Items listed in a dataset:
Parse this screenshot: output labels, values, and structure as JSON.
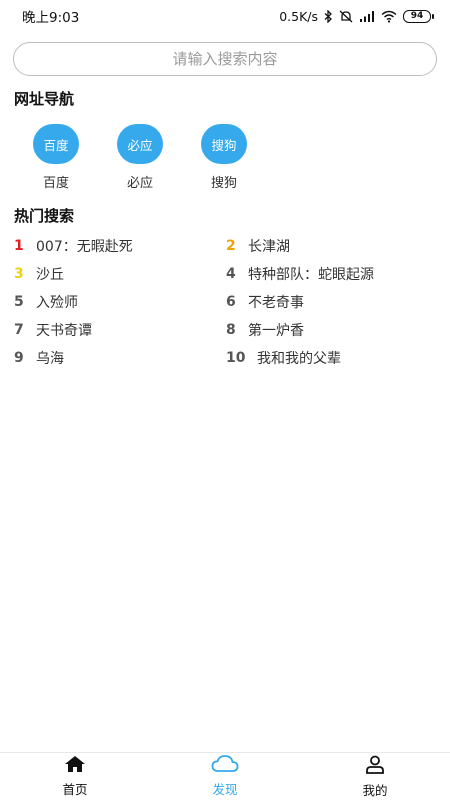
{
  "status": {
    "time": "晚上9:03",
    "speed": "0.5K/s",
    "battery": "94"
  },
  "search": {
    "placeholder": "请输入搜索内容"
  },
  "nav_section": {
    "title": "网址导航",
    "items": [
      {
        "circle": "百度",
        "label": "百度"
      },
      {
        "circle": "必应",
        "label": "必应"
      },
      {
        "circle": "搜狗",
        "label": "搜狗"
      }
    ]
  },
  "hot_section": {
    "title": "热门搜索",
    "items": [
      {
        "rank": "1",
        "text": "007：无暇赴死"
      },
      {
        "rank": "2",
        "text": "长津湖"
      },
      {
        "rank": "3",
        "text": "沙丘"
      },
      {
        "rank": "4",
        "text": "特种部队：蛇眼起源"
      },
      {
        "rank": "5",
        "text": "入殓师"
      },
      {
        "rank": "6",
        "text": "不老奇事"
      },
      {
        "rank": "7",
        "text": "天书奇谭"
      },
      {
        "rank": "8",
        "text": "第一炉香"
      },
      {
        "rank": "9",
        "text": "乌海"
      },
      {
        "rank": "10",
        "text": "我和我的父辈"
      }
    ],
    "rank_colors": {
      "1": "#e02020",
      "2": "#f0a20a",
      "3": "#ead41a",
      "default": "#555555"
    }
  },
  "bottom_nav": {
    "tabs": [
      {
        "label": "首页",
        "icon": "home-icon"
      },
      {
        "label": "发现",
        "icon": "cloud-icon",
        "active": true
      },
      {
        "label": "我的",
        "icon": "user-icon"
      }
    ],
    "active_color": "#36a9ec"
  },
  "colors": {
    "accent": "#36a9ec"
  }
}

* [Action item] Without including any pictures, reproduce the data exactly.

* [Task result]
Parse this screenshot: output labels, values, and structure as JSON.
{
  "status": {
    "time": "晚上9:03",
    "speed": "0.5K/s",
    "battery": "94"
  },
  "search": {
    "placeholder": "请输入搜索内容"
  },
  "nav_section": {
    "title": "网址导航",
    "items": [
      {
        "circle": "百度",
        "label": "百度"
      },
      {
        "circle": "必应",
        "label": "必应"
      },
      {
        "circle": "搜狗",
        "label": "搜狗"
      }
    ]
  },
  "hot_section": {
    "title": "热门搜索",
    "items": [
      {
        "rank": "1",
        "text": "007：无暇赴死"
      },
      {
        "rank": "2",
        "text": "长津湖"
      },
      {
        "rank": "3",
        "text": "沙丘"
      },
      {
        "rank": "4",
        "text": "特种部队：蛇眼起源"
      },
      {
        "rank": "5",
        "text": "入殓师"
      },
      {
        "rank": "6",
        "text": "不老奇事"
      },
      {
        "rank": "7",
        "text": "天书奇谭"
      },
      {
        "rank": "8",
        "text": "第一炉香"
      },
      {
        "rank": "9",
        "text": "乌海"
      },
      {
        "rank": "10",
        "text": "我和我的父辈"
      }
    ],
    "rank_colors": {
      "1": "#e02020",
      "2": "#f0a20a",
      "3": "#ead41a",
      "default": "#555555"
    }
  },
  "bottom_nav": {
    "tabs": [
      {
        "label": "首页",
        "icon": "home-icon"
      },
      {
        "label": "发现",
        "icon": "cloud-icon",
        "active": true
      },
      {
        "label": "我的",
        "icon": "user-icon"
      }
    ],
    "active_color": "#36a9ec"
  },
  "colors": {
    "accent": "#36a9ec"
  }
}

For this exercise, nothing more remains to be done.